Material provided:

☆ ☆ ☆ ☆

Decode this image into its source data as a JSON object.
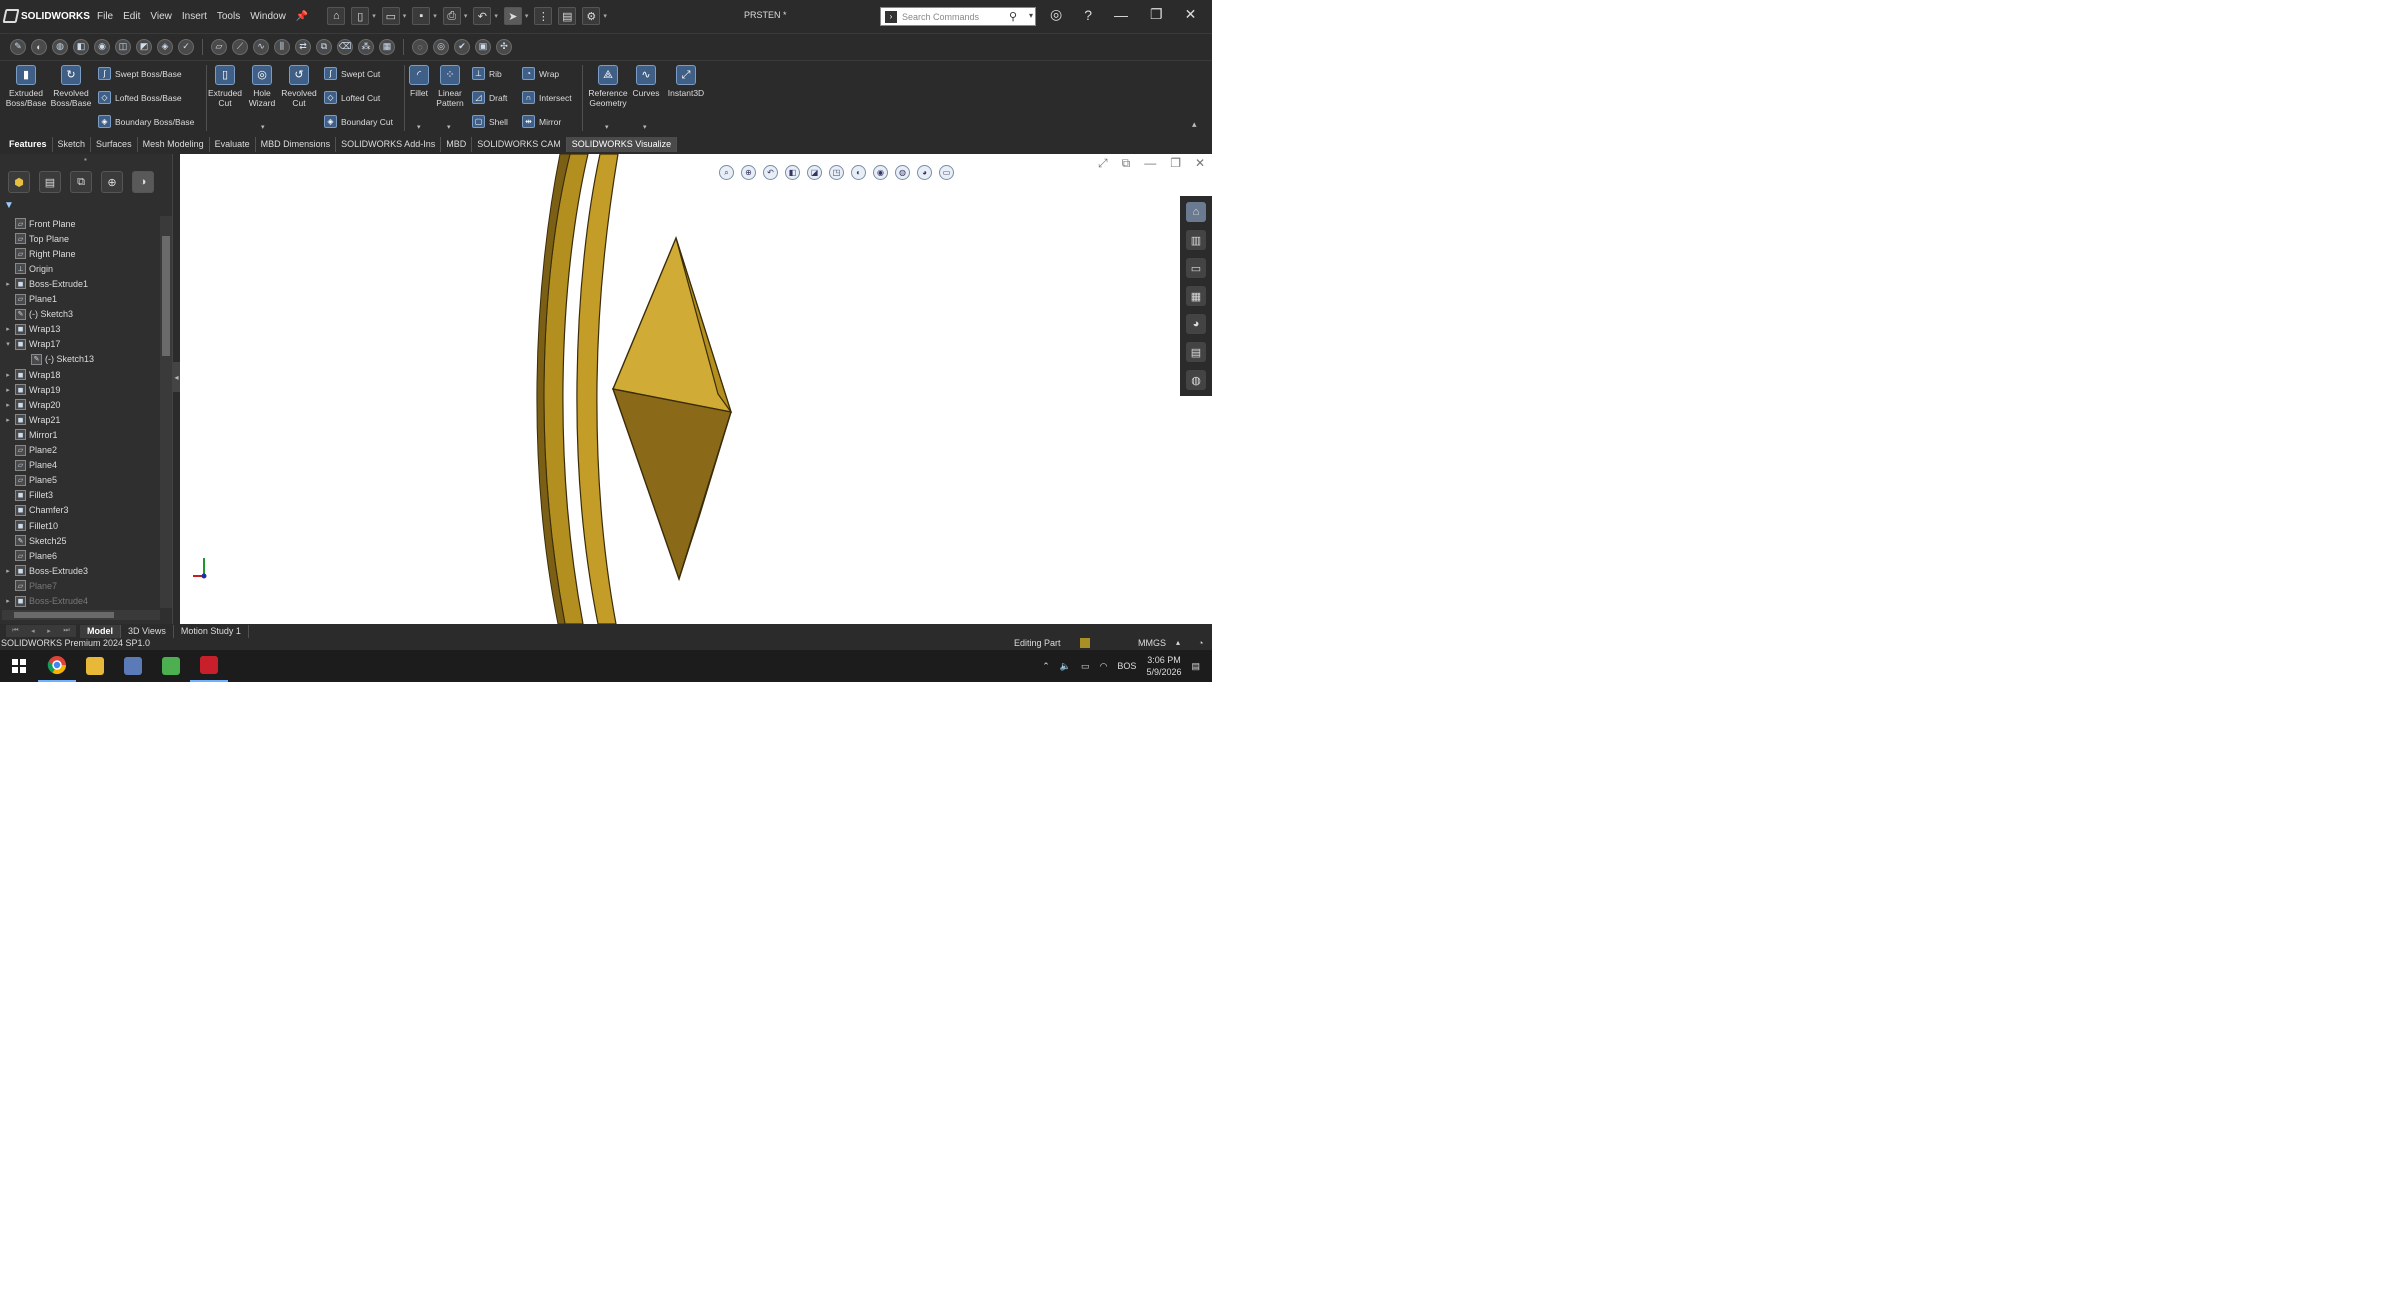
{
  "app": {
    "name": "SOLIDWORKS",
    "document_title": "PRSTEN *",
    "menu": [
      "File",
      "Edit",
      "View",
      "Insert",
      "Tools",
      "Window"
    ],
    "search_placeholder": "Search Commands"
  },
  "command_manager": {
    "large": [
      {
        "id": "extruded_boss",
        "label": "Extruded Boss/Base"
      },
      {
        "id": "revolved_boss",
        "label": "Revolved Boss/Base"
      },
      {
        "id": "extruded_cut",
        "label": "Extruded Cut"
      },
      {
        "id": "hole_wizard",
        "label": "Hole Wizard"
      },
      {
        "id": "revolved_cut",
        "label": "Revolved Cut"
      },
      {
        "id": "fillet",
        "label": "Fillet"
      },
      {
        "id": "linear_pattern",
        "label": "Linear Pattern"
      },
      {
        "id": "reference_geometry",
        "label": "Reference Geometry"
      },
      {
        "id": "curves",
        "label": "Curves"
      },
      {
        "id": "instant3d",
        "label": "Instant3D"
      }
    ],
    "small": {
      "swept_boss": "Swept Boss/Base",
      "lofted_boss": "Lofted Boss/Base",
      "boundary_boss": "Boundary Boss/Base",
      "swept_cut": "Swept Cut",
      "lofted_cut": "Lofted Cut",
      "boundary_cut": "Boundary Cut",
      "rib": "Rib",
      "draft": "Draft",
      "shell": "Shell",
      "wrap": "Wrap",
      "intersect": "Intersect",
      "mirror": "Mirror"
    }
  },
  "tabs": [
    "Features",
    "Sketch",
    "Surfaces",
    "Mesh Modeling",
    "Evaluate",
    "MBD Dimensions",
    "SOLIDWORKS Add-Ins",
    "MBD",
    "SOLIDWORKS CAM",
    "SOLIDWORKS Visualize"
  ],
  "feature_tree": [
    {
      "label": "Front Plane",
      "type": "plane",
      "expand": ""
    },
    {
      "label": "Top Plane",
      "type": "plane",
      "expand": ""
    },
    {
      "label": "Right Plane",
      "type": "plane",
      "expand": ""
    },
    {
      "label": "Origin",
      "type": "origin",
      "expand": ""
    },
    {
      "label": "Boss-Extrude1",
      "type": "feature",
      "expand": "▸"
    },
    {
      "label": "Plane1",
      "type": "plane",
      "expand": ""
    },
    {
      "label": "(-) Sketch3",
      "type": "sketch",
      "expand": ""
    },
    {
      "label": "Wrap13",
      "type": "feature",
      "expand": "▸"
    },
    {
      "label": "Wrap17",
      "type": "feature",
      "expand": "▾"
    },
    {
      "label": "(-) Sketch13",
      "type": "sketch",
      "expand": "",
      "indent": true
    },
    {
      "label": "Wrap18",
      "type": "feature",
      "expand": "▸"
    },
    {
      "label": "Wrap19",
      "type": "feature",
      "expand": "▸"
    },
    {
      "label": "Wrap20",
      "type": "feature",
      "expand": "▸"
    },
    {
      "label": "Wrap21",
      "type": "feature",
      "expand": "▸"
    },
    {
      "label": "Mirror1",
      "type": "feature",
      "expand": ""
    },
    {
      "label": "Plane2",
      "type": "plane",
      "expand": ""
    },
    {
      "label": "Plane4",
      "type": "plane",
      "expand": ""
    },
    {
      "label": "Plane5",
      "type": "plane",
      "expand": ""
    },
    {
      "label": "Fillet3",
      "type": "feature",
      "expand": ""
    },
    {
      "label": "Chamfer3",
      "type": "feature",
      "expand": ""
    },
    {
      "label": "Fillet10",
      "type": "feature",
      "expand": ""
    },
    {
      "label": "Sketch25",
      "type": "sketch",
      "expand": ""
    },
    {
      "label": "Plane6",
      "type": "plane",
      "expand": ""
    },
    {
      "label": "Boss-Extrude3",
      "type": "feature",
      "expand": "▸"
    },
    {
      "label": "Plane7",
      "type": "plane",
      "expand": "",
      "dim": true
    },
    {
      "label": "Boss-Extrude4",
      "type": "feature",
      "expand": "▸",
      "dim": true
    }
  ],
  "bottom_tabs": [
    "Model",
    "3D Views",
    "Motion Study 1"
  ],
  "status": {
    "product": "SOLIDWORKS Premium 2024 SP1.0",
    "mode": "Editing Part",
    "units": "MMGS"
  },
  "taskbar": {
    "language": "BOS",
    "time": "3:06 PM",
    "date": "5/9/2026"
  },
  "colors": {
    "model_gold": "#b38f20",
    "model_gold_dark": "#6e5512",
    "model_gold_light": "#d0ab35"
  }
}
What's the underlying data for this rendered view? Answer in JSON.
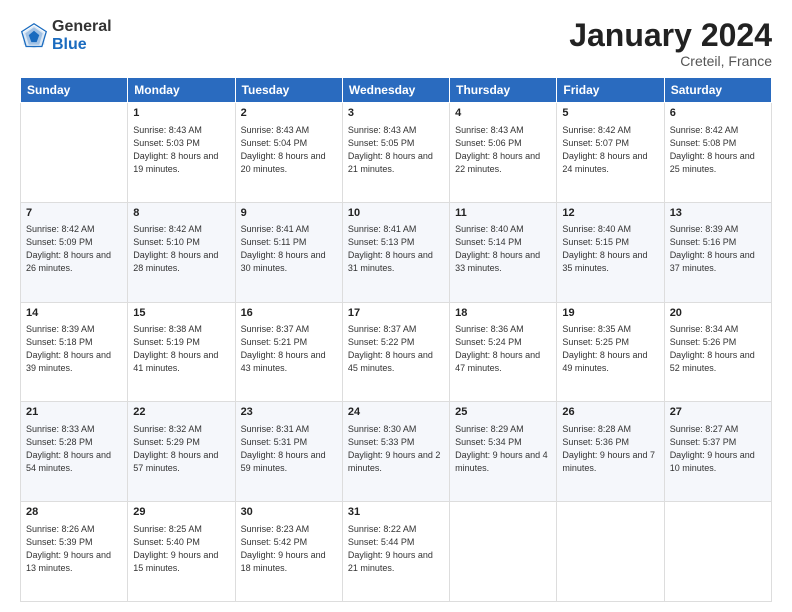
{
  "header": {
    "logo_general": "General",
    "logo_blue": "Blue",
    "title": "January 2024",
    "subtitle": "Creteil, France"
  },
  "weekdays": [
    "Sunday",
    "Monday",
    "Tuesday",
    "Wednesday",
    "Thursday",
    "Friday",
    "Saturday"
  ],
  "weeks": [
    [
      {
        "day": "",
        "sunrise": "",
        "sunset": "",
        "daylight": ""
      },
      {
        "day": "1",
        "sunrise": "Sunrise: 8:43 AM",
        "sunset": "Sunset: 5:03 PM",
        "daylight": "Daylight: 8 hours and 19 minutes."
      },
      {
        "day": "2",
        "sunrise": "Sunrise: 8:43 AM",
        "sunset": "Sunset: 5:04 PM",
        "daylight": "Daylight: 8 hours and 20 minutes."
      },
      {
        "day": "3",
        "sunrise": "Sunrise: 8:43 AM",
        "sunset": "Sunset: 5:05 PM",
        "daylight": "Daylight: 8 hours and 21 minutes."
      },
      {
        "day": "4",
        "sunrise": "Sunrise: 8:43 AM",
        "sunset": "Sunset: 5:06 PM",
        "daylight": "Daylight: 8 hours and 22 minutes."
      },
      {
        "day": "5",
        "sunrise": "Sunrise: 8:42 AM",
        "sunset": "Sunset: 5:07 PM",
        "daylight": "Daylight: 8 hours and 24 minutes."
      },
      {
        "day": "6",
        "sunrise": "Sunrise: 8:42 AM",
        "sunset": "Sunset: 5:08 PM",
        "daylight": "Daylight: 8 hours and 25 minutes."
      }
    ],
    [
      {
        "day": "7",
        "sunrise": "Sunrise: 8:42 AM",
        "sunset": "Sunset: 5:09 PM",
        "daylight": "Daylight: 8 hours and 26 minutes."
      },
      {
        "day": "8",
        "sunrise": "Sunrise: 8:42 AM",
        "sunset": "Sunset: 5:10 PM",
        "daylight": "Daylight: 8 hours and 28 minutes."
      },
      {
        "day": "9",
        "sunrise": "Sunrise: 8:41 AM",
        "sunset": "Sunset: 5:11 PM",
        "daylight": "Daylight: 8 hours and 30 minutes."
      },
      {
        "day": "10",
        "sunrise": "Sunrise: 8:41 AM",
        "sunset": "Sunset: 5:13 PM",
        "daylight": "Daylight: 8 hours and 31 minutes."
      },
      {
        "day": "11",
        "sunrise": "Sunrise: 8:40 AM",
        "sunset": "Sunset: 5:14 PM",
        "daylight": "Daylight: 8 hours and 33 minutes."
      },
      {
        "day": "12",
        "sunrise": "Sunrise: 8:40 AM",
        "sunset": "Sunset: 5:15 PM",
        "daylight": "Daylight: 8 hours and 35 minutes."
      },
      {
        "day": "13",
        "sunrise": "Sunrise: 8:39 AM",
        "sunset": "Sunset: 5:16 PM",
        "daylight": "Daylight: 8 hours and 37 minutes."
      }
    ],
    [
      {
        "day": "14",
        "sunrise": "Sunrise: 8:39 AM",
        "sunset": "Sunset: 5:18 PM",
        "daylight": "Daylight: 8 hours and 39 minutes."
      },
      {
        "day": "15",
        "sunrise": "Sunrise: 8:38 AM",
        "sunset": "Sunset: 5:19 PM",
        "daylight": "Daylight: 8 hours and 41 minutes."
      },
      {
        "day": "16",
        "sunrise": "Sunrise: 8:37 AM",
        "sunset": "Sunset: 5:21 PM",
        "daylight": "Daylight: 8 hours and 43 minutes."
      },
      {
        "day": "17",
        "sunrise": "Sunrise: 8:37 AM",
        "sunset": "Sunset: 5:22 PM",
        "daylight": "Daylight: 8 hours and 45 minutes."
      },
      {
        "day": "18",
        "sunrise": "Sunrise: 8:36 AM",
        "sunset": "Sunset: 5:24 PM",
        "daylight": "Daylight: 8 hours and 47 minutes."
      },
      {
        "day": "19",
        "sunrise": "Sunrise: 8:35 AM",
        "sunset": "Sunset: 5:25 PM",
        "daylight": "Daylight: 8 hours and 49 minutes."
      },
      {
        "day": "20",
        "sunrise": "Sunrise: 8:34 AM",
        "sunset": "Sunset: 5:26 PM",
        "daylight": "Daylight: 8 hours and 52 minutes."
      }
    ],
    [
      {
        "day": "21",
        "sunrise": "Sunrise: 8:33 AM",
        "sunset": "Sunset: 5:28 PM",
        "daylight": "Daylight: 8 hours and 54 minutes."
      },
      {
        "day": "22",
        "sunrise": "Sunrise: 8:32 AM",
        "sunset": "Sunset: 5:29 PM",
        "daylight": "Daylight: 8 hours and 57 minutes."
      },
      {
        "day": "23",
        "sunrise": "Sunrise: 8:31 AM",
        "sunset": "Sunset: 5:31 PM",
        "daylight": "Daylight: 8 hours and 59 minutes."
      },
      {
        "day": "24",
        "sunrise": "Sunrise: 8:30 AM",
        "sunset": "Sunset: 5:33 PM",
        "daylight": "Daylight: 9 hours and 2 minutes."
      },
      {
        "day": "25",
        "sunrise": "Sunrise: 8:29 AM",
        "sunset": "Sunset: 5:34 PM",
        "daylight": "Daylight: 9 hours and 4 minutes."
      },
      {
        "day": "26",
        "sunrise": "Sunrise: 8:28 AM",
        "sunset": "Sunset: 5:36 PM",
        "daylight": "Daylight: 9 hours and 7 minutes."
      },
      {
        "day": "27",
        "sunrise": "Sunrise: 8:27 AM",
        "sunset": "Sunset: 5:37 PM",
        "daylight": "Daylight: 9 hours and 10 minutes."
      }
    ],
    [
      {
        "day": "28",
        "sunrise": "Sunrise: 8:26 AM",
        "sunset": "Sunset: 5:39 PM",
        "daylight": "Daylight: 9 hours and 13 minutes."
      },
      {
        "day": "29",
        "sunrise": "Sunrise: 8:25 AM",
        "sunset": "Sunset: 5:40 PM",
        "daylight": "Daylight: 9 hours and 15 minutes."
      },
      {
        "day": "30",
        "sunrise": "Sunrise: 8:23 AM",
        "sunset": "Sunset: 5:42 PM",
        "daylight": "Daylight: 9 hours and 18 minutes."
      },
      {
        "day": "31",
        "sunrise": "Sunrise: 8:22 AM",
        "sunset": "Sunset: 5:44 PM",
        "daylight": "Daylight: 9 hours and 21 minutes."
      },
      {
        "day": "",
        "sunrise": "",
        "sunset": "",
        "daylight": ""
      },
      {
        "day": "",
        "sunrise": "",
        "sunset": "",
        "daylight": ""
      },
      {
        "day": "",
        "sunrise": "",
        "sunset": "",
        "daylight": ""
      }
    ]
  ]
}
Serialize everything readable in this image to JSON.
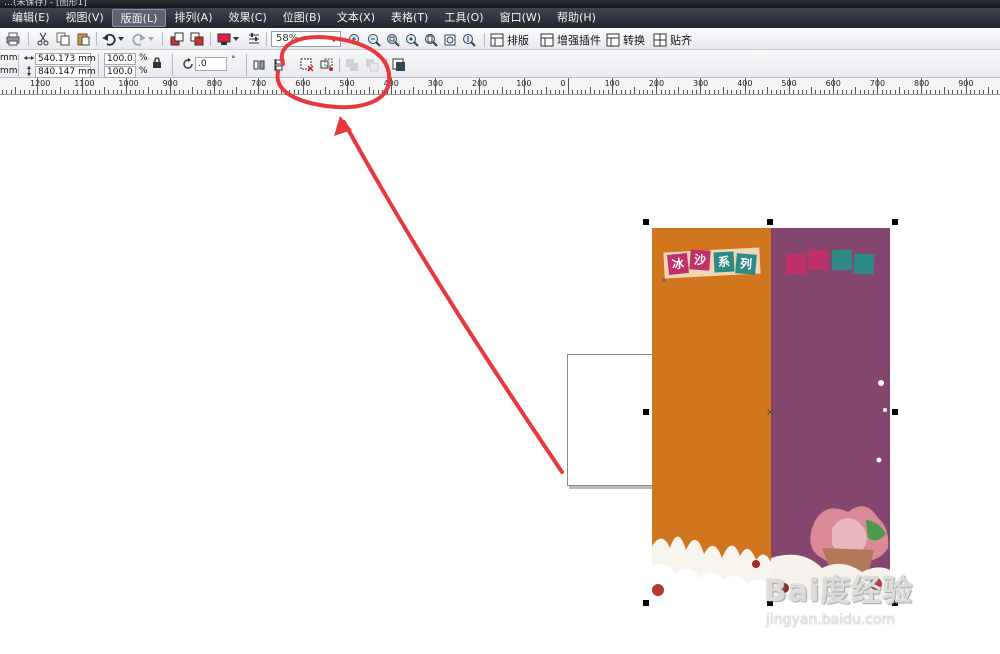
{
  "window": {
    "title": "…(未保存) - [图形1]"
  },
  "menu": {
    "items": [
      {
        "label": "编辑(E)",
        "active": false
      },
      {
        "label": "视图(V)",
        "active": false
      },
      {
        "label": "版面(L)",
        "active": true
      },
      {
        "label": "排列(A)",
        "active": false
      },
      {
        "label": "效果(C)",
        "active": false
      },
      {
        "label": "位图(B)",
        "active": false
      },
      {
        "label": "文本(X)",
        "active": false
      },
      {
        "label": "表格(T)",
        "active": false
      },
      {
        "label": "工具(O)",
        "active": false
      },
      {
        "label": "窗口(W)",
        "active": false
      },
      {
        "label": "帮助(H)",
        "active": false
      }
    ]
  },
  "toolbar": {
    "zoom_value": "58%",
    "plugins": [
      "排版",
      "增强插件",
      "转换",
      "贴齐"
    ]
  },
  "property_bar": {
    "pos_x_unit": "mm",
    "pos_y_unit": "mm",
    "width": "540.173 mm",
    "height": "840.147 mm",
    "scale_x": "100.0",
    "scale_y": "100.0",
    "percent": "%",
    "rotation": ".0",
    "degree": "°"
  },
  "ruler": {
    "labels": [
      "1200",
      "1100",
      "1000",
      "900",
      "800",
      "700",
      "600",
      "500",
      "400",
      "300",
      "200",
      "100",
      "0",
      "100",
      "200",
      "300",
      "400",
      "500",
      "600",
      "700",
      "800",
      "900"
    ]
  },
  "design": {
    "title_chars": [
      "冰",
      "沙",
      "系",
      "列"
    ],
    "orange": "#d2751f",
    "purple": "#84466e",
    "tile_colors": [
      "#c0306a",
      "#2f8a86",
      "#2f8a86",
      "#c0306a"
    ]
  },
  "annotation_color": "#e8383d",
  "watermark": {
    "logo": "Bai度经验",
    "url": "jingyan.baidu.com"
  }
}
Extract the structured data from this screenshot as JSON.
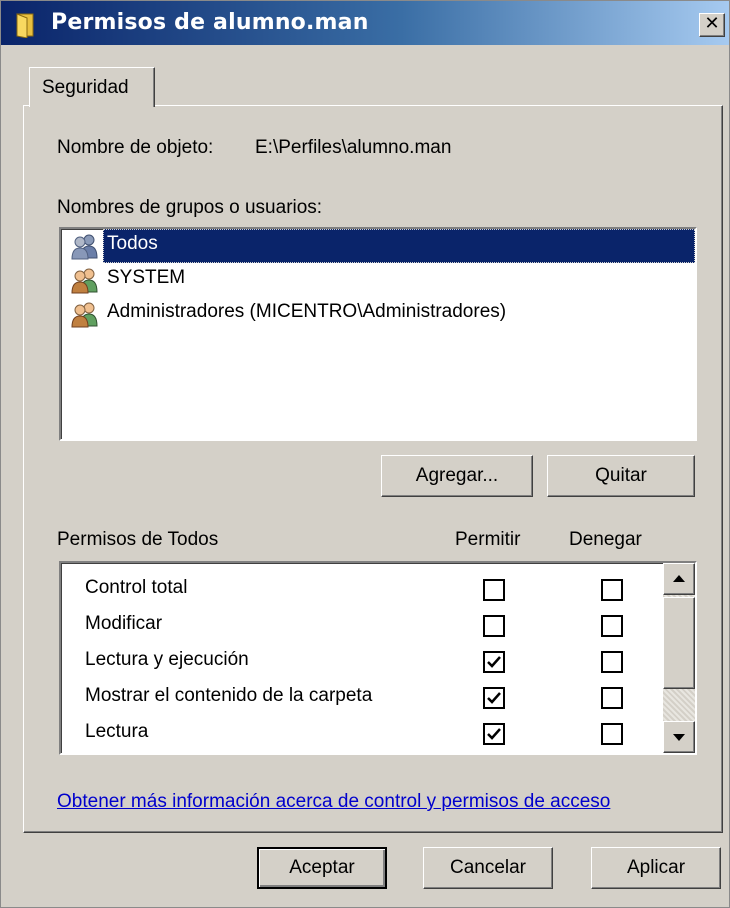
{
  "window": {
    "title": "Permisos de alumno.man",
    "close_glyph": "✕"
  },
  "tabs": [
    {
      "label": "Seguridad",
      "active": true
    }
  ],
  "object": {
    "label": "Nombre de objeto:",
    "value": "E:\\Perfiles\\alumno.man"
  },
  "groups": {
    "label": "Nombres de grupos o usuarios:",
    "items": [
      {
        "label": "Todos",
        "icon": "users-group-icon",
        "selected": true
      },
      {
        "label": "SYSTEM",
        "icon": "users-group-icon",
        "selected": false
      },
      {
        "label": "Administradores (MICENTRO\\Administradores)",
        "icon": "users-group-icon",
        "selected": false
      }
    ],
    "add_label": "Agregar...",
    "remove_label": "Quitar"
  },
  "permissions": {
    "label": "Permisos de Todos",
    "allow_header": "Permitir",
    "deny_header": "Denegar",
    "rows": [
      {
        "label": "Control total",
        "allow": false,
        "deny": false
      },
      {
        "label": "Modificar",
        "allow": false,
        "deny": false
      },
      {
        "label": "Lectura y ejecución",
        "allow": true,
        "deny": false
      },
      {
        "label": "Mostrar el contenido de la carpeta",
        "allow": true,
        "deny": false
      },
      {
        "label": "Lectura",
        "allow": true,
        "deny": false
      }
    ]
  },
  "help_link": "Obtener más información acerca de control y permisos de acceso",
  "footer": {
    "ok_label": "Aceptar",
    "cancel_label": "Cancelar",
    "apply_label": "Aplicar"
  },
  "colors": {
    "titlebar_start": "#0a246a",
    "titlebar_end": "#a6caf0",
    "selection": "#0a246a",
    "face": "#d4d0c8",
    "link": "#0000cc"
  }
}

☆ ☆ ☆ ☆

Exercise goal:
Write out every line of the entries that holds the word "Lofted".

Exercise answer:
      "lofted_boss": "Lofted Boss/Base",
      "lofted_cut": "Lofted Cut",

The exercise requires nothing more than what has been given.